### Directions for this task
Report the number of lines in these entries that contain "sharing". Write only the number.

### Task data
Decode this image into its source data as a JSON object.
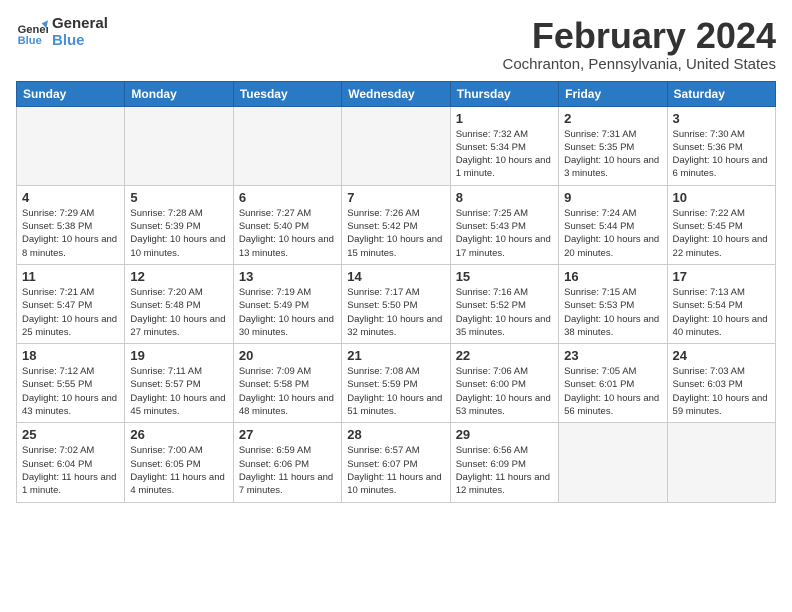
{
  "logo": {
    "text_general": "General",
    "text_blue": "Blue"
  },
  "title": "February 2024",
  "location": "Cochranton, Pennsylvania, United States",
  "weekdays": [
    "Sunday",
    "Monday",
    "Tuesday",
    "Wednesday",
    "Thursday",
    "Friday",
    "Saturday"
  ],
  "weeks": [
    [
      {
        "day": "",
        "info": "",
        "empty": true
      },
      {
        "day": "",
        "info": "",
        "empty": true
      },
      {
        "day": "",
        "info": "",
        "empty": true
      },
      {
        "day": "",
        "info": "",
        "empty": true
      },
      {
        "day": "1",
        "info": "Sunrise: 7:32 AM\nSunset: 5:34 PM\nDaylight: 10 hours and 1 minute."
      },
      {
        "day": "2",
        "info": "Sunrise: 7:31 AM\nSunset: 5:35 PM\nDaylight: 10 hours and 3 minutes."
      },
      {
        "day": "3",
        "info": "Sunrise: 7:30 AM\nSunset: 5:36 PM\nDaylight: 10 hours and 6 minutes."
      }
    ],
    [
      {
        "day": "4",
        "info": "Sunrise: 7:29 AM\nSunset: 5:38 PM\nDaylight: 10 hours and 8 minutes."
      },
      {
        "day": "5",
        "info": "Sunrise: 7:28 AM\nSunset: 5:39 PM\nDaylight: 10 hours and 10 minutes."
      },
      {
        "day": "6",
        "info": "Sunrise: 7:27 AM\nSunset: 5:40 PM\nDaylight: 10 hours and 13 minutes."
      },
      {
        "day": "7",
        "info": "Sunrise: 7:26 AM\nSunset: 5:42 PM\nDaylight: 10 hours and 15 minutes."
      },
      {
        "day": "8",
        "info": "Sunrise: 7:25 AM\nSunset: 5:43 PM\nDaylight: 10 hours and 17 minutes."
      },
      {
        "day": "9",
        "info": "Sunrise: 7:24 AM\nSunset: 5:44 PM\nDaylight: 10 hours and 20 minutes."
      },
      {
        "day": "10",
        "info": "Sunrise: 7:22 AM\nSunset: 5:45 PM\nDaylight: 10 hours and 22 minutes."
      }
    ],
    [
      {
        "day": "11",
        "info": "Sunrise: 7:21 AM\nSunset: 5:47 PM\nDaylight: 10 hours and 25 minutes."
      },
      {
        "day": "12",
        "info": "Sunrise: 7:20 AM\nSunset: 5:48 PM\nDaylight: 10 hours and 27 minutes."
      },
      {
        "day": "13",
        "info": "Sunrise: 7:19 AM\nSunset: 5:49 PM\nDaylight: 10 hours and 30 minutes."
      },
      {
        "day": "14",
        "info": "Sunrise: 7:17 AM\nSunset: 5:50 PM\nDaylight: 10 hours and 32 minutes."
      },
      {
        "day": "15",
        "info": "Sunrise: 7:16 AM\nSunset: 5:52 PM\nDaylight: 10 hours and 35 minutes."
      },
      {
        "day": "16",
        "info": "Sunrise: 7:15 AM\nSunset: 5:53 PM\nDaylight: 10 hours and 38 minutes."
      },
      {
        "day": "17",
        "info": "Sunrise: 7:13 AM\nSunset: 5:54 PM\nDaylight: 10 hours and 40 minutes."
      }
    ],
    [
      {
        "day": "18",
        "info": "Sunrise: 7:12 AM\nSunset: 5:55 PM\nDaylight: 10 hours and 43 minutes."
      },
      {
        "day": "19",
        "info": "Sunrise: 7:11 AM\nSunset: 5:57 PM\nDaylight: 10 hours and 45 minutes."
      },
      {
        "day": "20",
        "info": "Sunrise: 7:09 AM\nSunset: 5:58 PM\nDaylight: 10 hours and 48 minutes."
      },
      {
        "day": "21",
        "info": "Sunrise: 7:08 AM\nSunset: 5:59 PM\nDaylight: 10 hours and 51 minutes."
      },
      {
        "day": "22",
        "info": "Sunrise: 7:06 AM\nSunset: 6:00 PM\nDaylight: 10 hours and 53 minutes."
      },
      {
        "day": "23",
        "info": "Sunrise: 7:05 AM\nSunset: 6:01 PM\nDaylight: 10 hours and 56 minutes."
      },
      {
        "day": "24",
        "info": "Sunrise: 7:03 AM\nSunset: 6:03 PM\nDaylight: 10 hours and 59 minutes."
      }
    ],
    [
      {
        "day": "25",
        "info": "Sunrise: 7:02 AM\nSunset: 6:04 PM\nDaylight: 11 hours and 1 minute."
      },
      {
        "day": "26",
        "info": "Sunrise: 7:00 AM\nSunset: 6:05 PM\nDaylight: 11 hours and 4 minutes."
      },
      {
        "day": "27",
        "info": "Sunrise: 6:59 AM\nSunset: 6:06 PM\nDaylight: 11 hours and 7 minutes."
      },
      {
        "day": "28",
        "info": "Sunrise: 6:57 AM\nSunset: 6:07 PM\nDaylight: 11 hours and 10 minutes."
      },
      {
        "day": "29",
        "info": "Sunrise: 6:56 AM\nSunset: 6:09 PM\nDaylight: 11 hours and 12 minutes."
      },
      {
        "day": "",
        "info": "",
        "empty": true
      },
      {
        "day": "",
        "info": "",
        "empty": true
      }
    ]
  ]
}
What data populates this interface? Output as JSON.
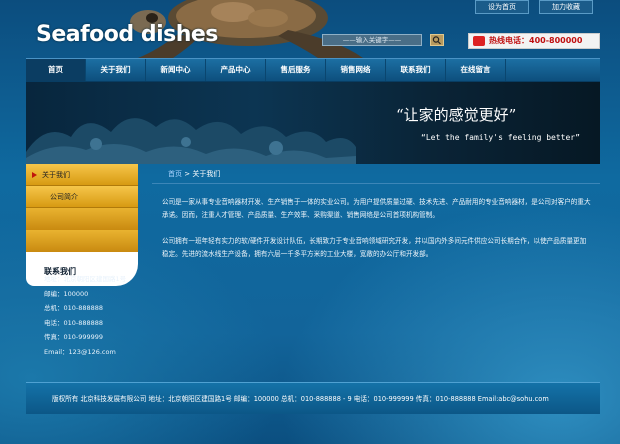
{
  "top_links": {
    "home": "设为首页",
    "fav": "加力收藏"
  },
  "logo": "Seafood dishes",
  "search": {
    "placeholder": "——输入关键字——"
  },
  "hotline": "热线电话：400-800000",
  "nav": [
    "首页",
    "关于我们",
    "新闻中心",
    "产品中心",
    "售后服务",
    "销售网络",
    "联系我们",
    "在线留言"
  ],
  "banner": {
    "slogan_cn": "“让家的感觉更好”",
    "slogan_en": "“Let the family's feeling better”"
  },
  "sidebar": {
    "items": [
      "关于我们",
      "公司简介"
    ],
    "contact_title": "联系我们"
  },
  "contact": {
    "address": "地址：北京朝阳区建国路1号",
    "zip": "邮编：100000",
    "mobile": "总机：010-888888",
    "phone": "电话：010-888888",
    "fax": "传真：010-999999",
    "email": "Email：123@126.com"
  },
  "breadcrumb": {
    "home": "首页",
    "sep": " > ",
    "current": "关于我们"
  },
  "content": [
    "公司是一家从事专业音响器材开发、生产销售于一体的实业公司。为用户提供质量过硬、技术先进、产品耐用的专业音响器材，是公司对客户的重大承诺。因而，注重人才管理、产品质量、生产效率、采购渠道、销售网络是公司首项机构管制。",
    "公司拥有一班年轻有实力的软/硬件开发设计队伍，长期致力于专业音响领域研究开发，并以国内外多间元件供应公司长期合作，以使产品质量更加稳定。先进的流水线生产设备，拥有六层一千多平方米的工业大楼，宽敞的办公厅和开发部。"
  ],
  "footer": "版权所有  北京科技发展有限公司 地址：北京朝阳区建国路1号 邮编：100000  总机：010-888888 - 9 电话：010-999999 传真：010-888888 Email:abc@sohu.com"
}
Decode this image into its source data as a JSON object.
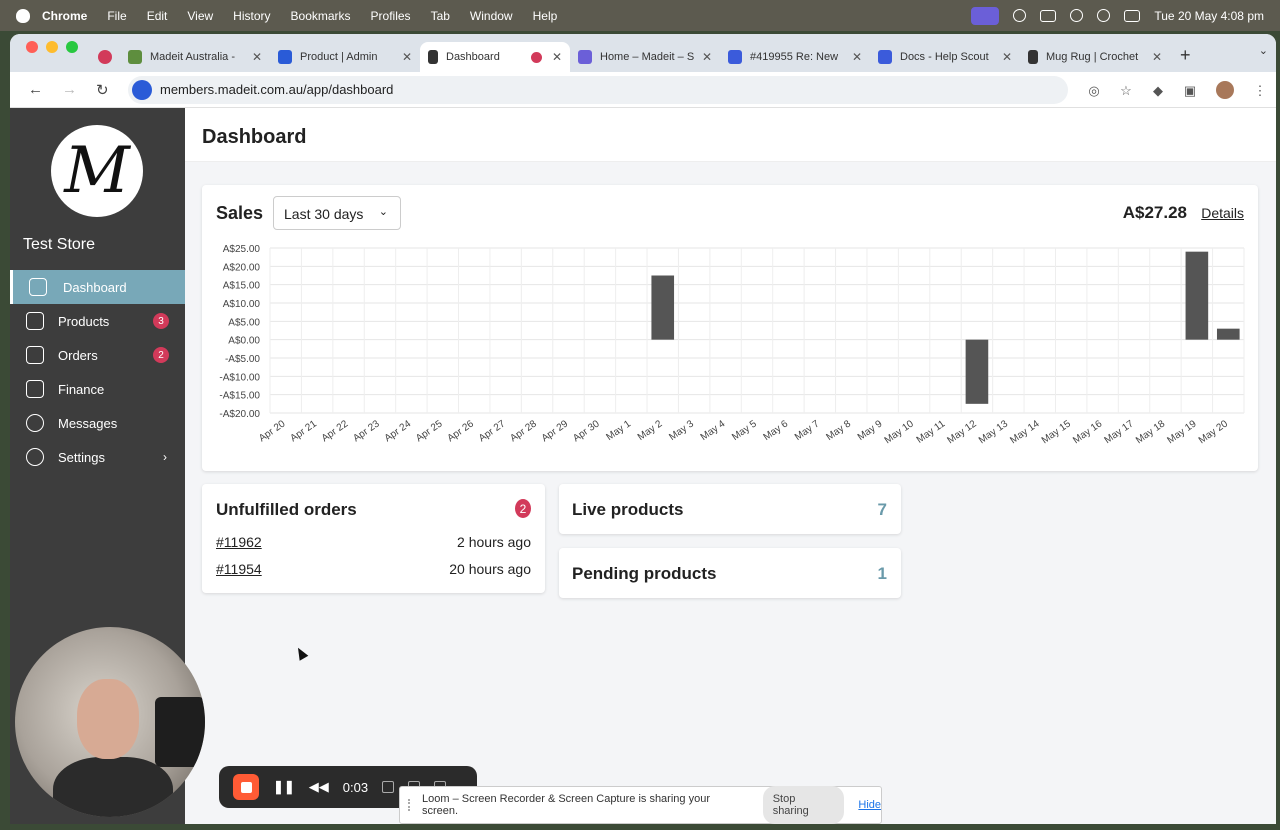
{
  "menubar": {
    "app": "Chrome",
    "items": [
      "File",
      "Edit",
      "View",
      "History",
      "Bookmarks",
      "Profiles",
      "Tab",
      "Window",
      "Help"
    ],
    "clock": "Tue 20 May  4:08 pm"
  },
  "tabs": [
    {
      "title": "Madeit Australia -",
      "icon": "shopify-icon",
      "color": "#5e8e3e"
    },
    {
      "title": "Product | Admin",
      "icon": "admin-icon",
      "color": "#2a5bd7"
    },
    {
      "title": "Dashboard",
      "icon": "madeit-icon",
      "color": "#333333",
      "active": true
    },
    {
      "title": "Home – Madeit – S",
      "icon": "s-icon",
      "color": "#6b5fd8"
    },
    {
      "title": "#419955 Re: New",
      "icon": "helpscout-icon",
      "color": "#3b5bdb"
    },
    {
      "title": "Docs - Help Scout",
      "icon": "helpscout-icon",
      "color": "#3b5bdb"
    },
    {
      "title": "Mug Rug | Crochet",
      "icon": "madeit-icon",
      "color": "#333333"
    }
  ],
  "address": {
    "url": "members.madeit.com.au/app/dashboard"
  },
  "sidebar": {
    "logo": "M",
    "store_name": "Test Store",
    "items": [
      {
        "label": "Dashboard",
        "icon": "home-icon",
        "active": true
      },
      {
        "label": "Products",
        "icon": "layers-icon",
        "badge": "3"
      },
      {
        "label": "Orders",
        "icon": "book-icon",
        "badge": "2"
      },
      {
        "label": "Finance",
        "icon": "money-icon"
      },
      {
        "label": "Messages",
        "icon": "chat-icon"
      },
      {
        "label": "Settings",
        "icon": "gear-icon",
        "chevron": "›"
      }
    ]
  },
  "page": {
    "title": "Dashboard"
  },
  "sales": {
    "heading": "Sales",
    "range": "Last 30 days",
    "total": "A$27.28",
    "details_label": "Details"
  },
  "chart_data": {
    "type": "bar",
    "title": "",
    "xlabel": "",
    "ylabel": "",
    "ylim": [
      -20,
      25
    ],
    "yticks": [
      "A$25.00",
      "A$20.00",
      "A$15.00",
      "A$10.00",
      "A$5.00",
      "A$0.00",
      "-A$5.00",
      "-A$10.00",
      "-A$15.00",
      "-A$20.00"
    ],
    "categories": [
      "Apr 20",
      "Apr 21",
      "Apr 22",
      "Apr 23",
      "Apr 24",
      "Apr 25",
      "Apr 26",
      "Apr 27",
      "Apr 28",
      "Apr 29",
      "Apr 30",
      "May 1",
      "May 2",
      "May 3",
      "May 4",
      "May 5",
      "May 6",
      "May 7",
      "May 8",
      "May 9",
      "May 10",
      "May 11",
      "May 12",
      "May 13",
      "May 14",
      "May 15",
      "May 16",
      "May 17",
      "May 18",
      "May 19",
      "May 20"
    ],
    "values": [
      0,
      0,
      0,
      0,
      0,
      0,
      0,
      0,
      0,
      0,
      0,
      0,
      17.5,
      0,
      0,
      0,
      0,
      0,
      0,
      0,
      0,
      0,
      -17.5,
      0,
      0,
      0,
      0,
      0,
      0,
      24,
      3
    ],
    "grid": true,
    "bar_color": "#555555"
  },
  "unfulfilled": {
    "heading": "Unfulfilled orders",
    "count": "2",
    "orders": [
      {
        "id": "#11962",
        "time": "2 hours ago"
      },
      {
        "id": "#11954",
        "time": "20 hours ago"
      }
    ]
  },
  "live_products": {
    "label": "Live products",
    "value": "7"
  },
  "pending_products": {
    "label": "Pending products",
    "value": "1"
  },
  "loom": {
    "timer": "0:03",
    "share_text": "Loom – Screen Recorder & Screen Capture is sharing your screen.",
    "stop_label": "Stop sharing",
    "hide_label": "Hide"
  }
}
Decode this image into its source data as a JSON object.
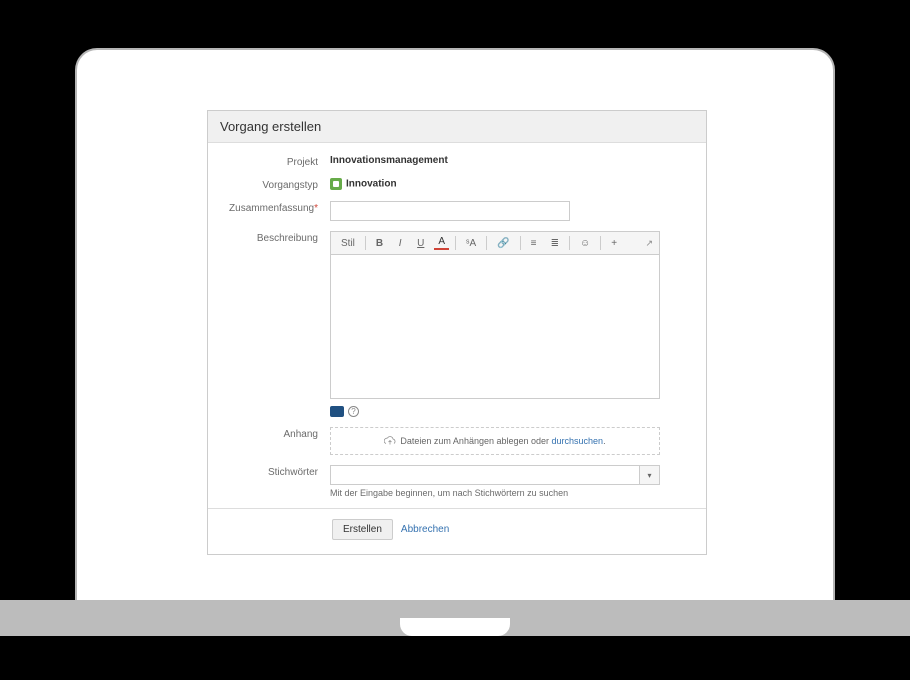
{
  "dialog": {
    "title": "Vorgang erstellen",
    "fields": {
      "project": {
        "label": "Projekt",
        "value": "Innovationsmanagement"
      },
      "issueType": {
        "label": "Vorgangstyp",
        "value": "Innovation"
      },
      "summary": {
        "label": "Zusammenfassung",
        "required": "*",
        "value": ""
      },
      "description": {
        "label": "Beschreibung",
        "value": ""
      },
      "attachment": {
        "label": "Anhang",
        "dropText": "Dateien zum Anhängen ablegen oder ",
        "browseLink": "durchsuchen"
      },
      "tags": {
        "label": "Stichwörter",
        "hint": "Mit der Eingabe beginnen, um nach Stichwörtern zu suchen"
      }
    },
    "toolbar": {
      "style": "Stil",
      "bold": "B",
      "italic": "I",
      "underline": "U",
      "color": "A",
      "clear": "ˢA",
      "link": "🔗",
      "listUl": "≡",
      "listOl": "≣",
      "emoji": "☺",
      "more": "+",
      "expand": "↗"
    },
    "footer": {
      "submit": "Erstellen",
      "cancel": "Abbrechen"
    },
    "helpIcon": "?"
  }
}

### Solution to this exercise
2